*** ENTRIES SHOWN ***
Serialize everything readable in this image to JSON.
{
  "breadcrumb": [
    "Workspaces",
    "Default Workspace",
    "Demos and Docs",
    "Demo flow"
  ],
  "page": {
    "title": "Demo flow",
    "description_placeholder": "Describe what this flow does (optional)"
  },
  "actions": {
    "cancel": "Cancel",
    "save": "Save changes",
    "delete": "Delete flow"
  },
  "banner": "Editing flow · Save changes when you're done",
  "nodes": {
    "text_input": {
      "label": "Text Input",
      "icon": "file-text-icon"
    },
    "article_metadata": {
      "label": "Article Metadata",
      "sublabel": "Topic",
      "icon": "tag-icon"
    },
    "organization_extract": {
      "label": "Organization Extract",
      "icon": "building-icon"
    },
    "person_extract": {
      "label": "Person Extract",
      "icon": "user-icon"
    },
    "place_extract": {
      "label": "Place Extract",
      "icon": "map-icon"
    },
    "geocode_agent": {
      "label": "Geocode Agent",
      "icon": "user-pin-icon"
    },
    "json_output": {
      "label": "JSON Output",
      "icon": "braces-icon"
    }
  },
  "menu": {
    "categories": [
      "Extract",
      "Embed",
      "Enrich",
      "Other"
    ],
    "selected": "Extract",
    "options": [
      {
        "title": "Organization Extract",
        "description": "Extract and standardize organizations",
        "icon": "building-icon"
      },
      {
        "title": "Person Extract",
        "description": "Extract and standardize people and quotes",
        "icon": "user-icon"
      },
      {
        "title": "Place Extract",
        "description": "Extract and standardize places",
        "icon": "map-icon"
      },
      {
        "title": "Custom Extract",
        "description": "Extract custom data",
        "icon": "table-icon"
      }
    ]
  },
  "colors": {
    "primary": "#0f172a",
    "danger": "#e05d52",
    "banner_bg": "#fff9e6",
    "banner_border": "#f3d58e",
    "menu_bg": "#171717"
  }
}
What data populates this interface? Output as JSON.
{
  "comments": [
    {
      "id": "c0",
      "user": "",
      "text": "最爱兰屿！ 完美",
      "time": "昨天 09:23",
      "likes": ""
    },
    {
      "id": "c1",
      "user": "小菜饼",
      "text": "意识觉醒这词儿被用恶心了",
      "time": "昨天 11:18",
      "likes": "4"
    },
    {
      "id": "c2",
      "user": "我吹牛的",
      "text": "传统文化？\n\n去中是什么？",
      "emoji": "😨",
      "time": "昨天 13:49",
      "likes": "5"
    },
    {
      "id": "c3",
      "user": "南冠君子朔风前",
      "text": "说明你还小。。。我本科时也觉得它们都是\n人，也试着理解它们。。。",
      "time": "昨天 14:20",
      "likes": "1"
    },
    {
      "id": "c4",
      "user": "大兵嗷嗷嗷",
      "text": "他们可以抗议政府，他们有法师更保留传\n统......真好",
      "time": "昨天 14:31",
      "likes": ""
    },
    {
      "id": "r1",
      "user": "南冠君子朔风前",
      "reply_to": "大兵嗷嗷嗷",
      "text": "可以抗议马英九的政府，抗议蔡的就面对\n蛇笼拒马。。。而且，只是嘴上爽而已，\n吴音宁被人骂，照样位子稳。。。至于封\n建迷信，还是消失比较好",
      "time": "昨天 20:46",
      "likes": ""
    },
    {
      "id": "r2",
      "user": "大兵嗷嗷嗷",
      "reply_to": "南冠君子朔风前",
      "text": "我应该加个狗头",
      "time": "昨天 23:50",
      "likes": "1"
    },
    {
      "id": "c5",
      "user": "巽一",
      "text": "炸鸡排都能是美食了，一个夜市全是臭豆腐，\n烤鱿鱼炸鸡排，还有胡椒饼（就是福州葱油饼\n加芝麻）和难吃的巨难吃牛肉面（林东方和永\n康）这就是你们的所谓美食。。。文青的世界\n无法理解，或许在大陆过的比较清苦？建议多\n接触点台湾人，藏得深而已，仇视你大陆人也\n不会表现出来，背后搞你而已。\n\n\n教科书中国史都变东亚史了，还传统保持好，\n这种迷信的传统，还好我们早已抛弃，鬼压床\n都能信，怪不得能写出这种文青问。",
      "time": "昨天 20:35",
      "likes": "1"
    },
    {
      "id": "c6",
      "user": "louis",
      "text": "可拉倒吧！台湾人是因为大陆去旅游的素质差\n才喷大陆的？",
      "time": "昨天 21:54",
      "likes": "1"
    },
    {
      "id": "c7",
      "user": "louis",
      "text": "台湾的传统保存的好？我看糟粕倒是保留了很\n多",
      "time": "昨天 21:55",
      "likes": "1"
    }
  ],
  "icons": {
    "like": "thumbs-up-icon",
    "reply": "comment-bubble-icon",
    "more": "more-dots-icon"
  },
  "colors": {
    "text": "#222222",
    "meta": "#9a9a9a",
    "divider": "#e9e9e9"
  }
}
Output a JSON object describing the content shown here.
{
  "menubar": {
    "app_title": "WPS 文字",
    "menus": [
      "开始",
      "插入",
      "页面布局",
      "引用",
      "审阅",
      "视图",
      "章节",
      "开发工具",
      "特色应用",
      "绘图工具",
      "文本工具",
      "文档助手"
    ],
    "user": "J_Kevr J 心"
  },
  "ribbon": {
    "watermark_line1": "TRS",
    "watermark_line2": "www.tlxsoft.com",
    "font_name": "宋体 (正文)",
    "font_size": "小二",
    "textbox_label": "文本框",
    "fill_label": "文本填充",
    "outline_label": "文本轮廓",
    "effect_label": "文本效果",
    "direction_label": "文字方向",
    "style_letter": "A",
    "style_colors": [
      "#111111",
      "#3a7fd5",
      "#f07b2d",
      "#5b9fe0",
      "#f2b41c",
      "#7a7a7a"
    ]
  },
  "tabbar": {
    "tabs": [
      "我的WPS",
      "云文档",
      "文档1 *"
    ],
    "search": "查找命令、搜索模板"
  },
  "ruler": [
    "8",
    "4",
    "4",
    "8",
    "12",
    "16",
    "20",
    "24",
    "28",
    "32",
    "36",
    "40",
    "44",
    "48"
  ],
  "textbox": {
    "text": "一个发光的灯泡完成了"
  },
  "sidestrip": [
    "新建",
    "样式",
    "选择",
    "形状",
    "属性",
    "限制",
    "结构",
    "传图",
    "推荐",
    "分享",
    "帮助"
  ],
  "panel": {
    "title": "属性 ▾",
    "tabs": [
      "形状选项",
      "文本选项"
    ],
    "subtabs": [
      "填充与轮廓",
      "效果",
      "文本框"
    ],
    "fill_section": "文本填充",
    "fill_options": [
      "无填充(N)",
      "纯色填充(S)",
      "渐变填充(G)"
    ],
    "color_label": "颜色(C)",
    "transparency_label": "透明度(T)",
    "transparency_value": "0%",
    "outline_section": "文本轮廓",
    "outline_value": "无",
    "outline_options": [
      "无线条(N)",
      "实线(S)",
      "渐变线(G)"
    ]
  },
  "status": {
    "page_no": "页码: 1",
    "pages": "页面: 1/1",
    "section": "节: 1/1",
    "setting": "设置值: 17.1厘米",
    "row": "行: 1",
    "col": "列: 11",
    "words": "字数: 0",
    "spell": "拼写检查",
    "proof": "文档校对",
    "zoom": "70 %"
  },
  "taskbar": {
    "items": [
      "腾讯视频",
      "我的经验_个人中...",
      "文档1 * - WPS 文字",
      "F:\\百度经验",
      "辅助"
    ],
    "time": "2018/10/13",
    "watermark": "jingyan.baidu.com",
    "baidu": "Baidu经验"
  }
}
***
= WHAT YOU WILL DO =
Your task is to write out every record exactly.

= RESULT OF THE TASK =
Serialize everything readable in this image to JSON.
{
  "breadcrumb": [
    "Workspaces",
    "Default Workspace",
    "Demos and Docs",
    "Demo flow"
  ],
  "page": {
    "title": "Demo flow",
    "description_placeholder": "Describe what this flow does (optional)"
  },
  "actions": {
    "cancel": "Cancel",
    "save": "Save changes",
    "delete": "Delete flow"
  },
  "banner": "Editing flow · Save changes when you're done",
  "nodes": {
    "text_input": {
      "label": "Text Input",
      "icon": "file-text-icon"
    },
    "article_metadata": {
      "label": "Article Metadata",
      "sublabel": "Topic",
      "icon": "tag-icon"
    },
    "organization_extract": {
      "label": "Organization Extract",
      "icon": "building-icon"
    },
    "person_extract": {
      "label": "Person Extract",
      "icon": "user-icon"
    },
    "place_extract": {
      "label": "Place Extract",
      "icon": "map-icon"
    },
    "geocode_agent": {
      "label": "Geocode Agent",
      "icon": "user-pin-icon"
    },
    "json_output": {
      "label": "JSON Output",
      "icon": "braces-icon"
    }
  },
  "menu": {
    "categories": [
      "Extract",
      "Embed",
      "Enrich",
      "Other"
    ],
    "selected": "Extract",
    "options": [
      {
        "title": "Organization Extract",
        "description": "Extract and standardize organizations",
        "icon": "building-icon"
      },
      {
        "title": "Person Extract",
        "description": "Extract and standardize people and quotes",
        "icon": "user-icon"
      },
      {
        "title": "Place Extract",
        "description": "Extract and standardize places",
        "icon": "map-icon"
      },
      {
        "title": "Custom Extract",
        "description": "Extract custom data",
        "icon": "table-icon"
      }
    ]
  },
  "colors": {
    "primary": "#0f172a",
    "danger": "#e05d52",
    "banner_bg": "#fff9e6",
    "banner_border": "#f3d58e",
    "menu_bg": "#171717"
  }
}
What data populates this interface? Output as JSON.
{
  "comments": [
    {
      "id": "c0",
      "user": "",
      "text": "最爱兰屿！ 完美",
      "time": "昨天 09:23",
      "likes": ""
    },
    {
      "id": "c1",
      "user": "小菜饼",
      "text": "意识觉醒这词儿被用恶心了",
      "time": "昨天 11:18",
      "likes": "4"
    },
    {
      "id": "c2",
      "user": "我吹牛的",
      "text": "传统文化？\n\n去中是什么？",
      "emoji": "😨",
      "time": "昨天 13:49",
      "likes": "5"
    },
    {
      "id": "c3",
      "user": "南冠君子朔风前",
      "text": "说明你还小。。。我本科时也觉得它们都是\n人，也试着理解它们。。。",
      "time": "昨天 14:20",
      "likes": "1"
    },
    {
      "id": "c4",
      "user": "大兵嗷嗷嗷",
      "text": "他们可以抗议政府，他们有法师更保留传\n统......真好",
      "time": "昨天 14:31",
      "likes": ""
    },
    {
      "id": "r1",
      "user": "南冠君子朔风前",
      "reply_to": "大兵嗷嗷嗷",
      "text": "可以抗议马英九的政府，抗议蔡的就面对\n蛇笼拒马。。。而且，只是嘴上爽而已，\n吴音宁被人骂，照样位子稳。。。至于封\n建迷信，还是消失比较好",
      "time": "昨天 20:46",
      "likes": ""
    },
    {
      "id": "r2",
      "user": "大兵嗷嗷嗷",
      "reply_to": "南冠君子朔风前",
      "text": "我应该加个狗头",
      "time": "昨天 23:50",
      "likes": "1"
    },
    {
      "id": "c5",
      "user": "巽一",
      "text": "炸鸡排都能是美食了，一个夜市全是臭豆腐，\n烤鱿鱼炸鸡排，还有胡椒饼（就是福州葱油饼\n加芝麻）和难吃的巨难吃牛肉面（林东方和永\n康）这就是你们的所谓美食。。。文青的世界\n无法理解，或许在大陆过的比较清苦？建议多\n接触点台湾人，藏得深而已，仇视你大陆人也\n不会表现出来，背后搞你而已。\n\n\n教科书中国史都变东亚史了，还传统保持好，\n这种迷信的传统，还好我们早已抛弃，鬼压床\n都能信，怪不得能写出这种文青问。",
      "time": "昨天 20:35",
      "likes": "1"
    },
    {
      "id": "c6",
      "user": "louis",
      "text": "可拉倒吧！台湾人是因为大陆去旅游的素质差\n才喷大陆的？",
      "time": "昨天 21:54",
      "likes": "1"
    },
    {
      "id": "c7",
      "user": "louis",
      "text": "台湾的传统保存的好？我看糟粕倒是保留了很\n多",
      "time": "昨天 21:55",
      "likes": "1"
    }
  ],
  "icons": {
    "like": "thumbs-up-icon",
    "reply": "comment-bubble-icon",
    "more": "more-dots-icon"
  },
  "colors": {
    "text": "#222222",
    "meta": "#9a9a9a",
    "divider": "#e9e9e9"
  }
}
Output a JSON object describing the content shown here.
{
  "menubar": {
    "app_title": "WPS 文字",
    "menus": [
      "开始",
      "插入",
      "页面布局",
      "引用",
      "审阅",
      "视图",
      "章节",
      "开发工具",
      "特色应用",
      "绘图工具",
      "文本工具",
      "文档助手"
    ],
    "user": "J_Kevr J 心"
  },
  "ribbon": {
    "watermark_line1": "TRS",
    "watermark_line2": "www.tlxsoft.com",
    "font_name": "宋体 (正文)",
    "font_size": "小二",
    "textbox_label": "文本框",
    "fill_label": "文本填充",
    "outline_label": "文本轮廓",
    "effect_label": "文本效果",
    "direction_label": "文字方向",
    "style_letter": "A",
    "style_colors": [
      "#111111",
      "#3a7fd5",
      "#f07b2d",
      "#5b9fe0",
      "#f2b41c",
      "#7a7a7a"
    ]
  },
  "tabbar": {
    "tabs": [
      "我的WPS",
      "云文档",
      "文档1 *"
    ],
    "search": "查找命令、搜索模板"
  },
  "ruler": [
    "8",
    "4",
    "4",
    "8",
    "12",
    "16",
    "20",
    "24",
    "28",
    "32",
    "36",
    "40",
    "44",
    "48"
  ],
  "textbox": {
    "text": "一个发光的灯泡完成了"
  },
  "sidestrip": [
    "新建",
    "样式",
    "选择",
    "形状",
    "属性",
    "限制",
    "结构",
    "传图",
    "推荐",
    "分享",
    "帮助"
  ],
  "panel": {
    "title": "属性 ▾",
    "tabs": [
      "形状选项",
      "文本选项"
    ],
    "subtabs": [
      "填充与轮廓",
      "效果",
      "文本框"
    ],
    "fill_section": "文本填充",
    "fill_options": [
      "无填充(N)",
      "纯色填充(S)",
      "渐变填充(G)"
    ],
    "color_label": "颜色(C)",
    "transparency_label": "透明度(T)",
    "transparency_value": "0%",
    "outline_section": "文本轮廓",
    "outline_value": "无",
    "outline_options": [
      "无线条(N)",
      "实线(S)",
      "渐变线(G)"
    ]
  },
  "status": {
    "page_no": "页码: 1",
    "pages": "页面: 1/1",
    "section": "节: 1/1",
    "setting": "设置值: 17.1厘米",
    "row": "行: 1",
    "col": "列: 11",
    "words": "字数: 0",
    "spell": "拼写检查",
    "proof": "文档校对",
    "zoom": "70 %"
  },
  "taskbar": {
    "items": [
      "腾讯视频",
      "我的经验_个人中...",
      "文档1 * - WPS 文字",
      "F:\\百度经验",
      "辅助"
    ],
    "time": "2018/10/13",
    "watermark": "jingyan.baidu.com",
    "baidu": "Baidu经验"
  }
}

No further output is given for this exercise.